Regulated, programmed cell death is crucial for all multicellular organisms. Cell death is essential in many processes, including tissue sculpting during embryogenesis, development of the immune system and destruction of damaged cells. The best-studied form of programmed cell death is apoptosis, a process that requires activation of caspase proteases. Recently it has been appreciated that various non-apoptotic forms of cell death also exist, such as necroptosis and pyroptosis. These non-apoptotic cell death modalities can be either triggered independently of apoptosis or are engaged should apoptosis fail to execute. In this Commentary, we discuss several regulated non-apoptotic forms of cell death including necroptosis, autophagic cell death, pyroptosis and caspase-independent cell death. We outline what we know about their mechanism, potential roles in vivo and define outstanding questions. Finally, we review data arguing that the means by which a cell dies actually matters, focusing our discussion on inflammatory aspects of cell death.
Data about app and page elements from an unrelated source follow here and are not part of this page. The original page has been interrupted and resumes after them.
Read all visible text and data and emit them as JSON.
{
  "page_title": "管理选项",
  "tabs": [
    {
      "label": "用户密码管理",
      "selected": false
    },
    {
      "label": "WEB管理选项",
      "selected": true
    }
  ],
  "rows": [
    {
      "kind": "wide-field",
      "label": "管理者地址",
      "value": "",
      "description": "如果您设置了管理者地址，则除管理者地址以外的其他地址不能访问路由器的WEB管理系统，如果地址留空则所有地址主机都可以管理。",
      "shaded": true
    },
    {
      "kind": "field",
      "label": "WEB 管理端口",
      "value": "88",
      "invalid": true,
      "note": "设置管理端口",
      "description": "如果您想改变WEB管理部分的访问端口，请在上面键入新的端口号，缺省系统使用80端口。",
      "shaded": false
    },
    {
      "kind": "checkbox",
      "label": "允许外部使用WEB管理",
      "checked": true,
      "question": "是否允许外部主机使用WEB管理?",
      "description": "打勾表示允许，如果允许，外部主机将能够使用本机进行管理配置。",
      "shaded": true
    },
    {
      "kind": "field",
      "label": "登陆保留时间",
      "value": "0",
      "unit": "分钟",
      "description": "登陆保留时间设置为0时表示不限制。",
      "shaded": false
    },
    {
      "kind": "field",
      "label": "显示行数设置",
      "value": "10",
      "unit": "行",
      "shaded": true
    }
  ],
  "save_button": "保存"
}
Item Type:Articles
Glasgow Author(s) Enlighten ID:Ichim, Dr Gabriel and Tait, Professor Stephen
Authors: Tait, S. W. G., Ichim, G., and Green, D. R.
College/School:College of Medical Veterinary and Life Sciences > School of Cancer Sciences
Journal Name:Journal of Cell Science
Publisher:The Company of Biologists Ltd
ISSN (Online):1477-9137

University Staff: Request a correction | Enlighten Editors: Update this record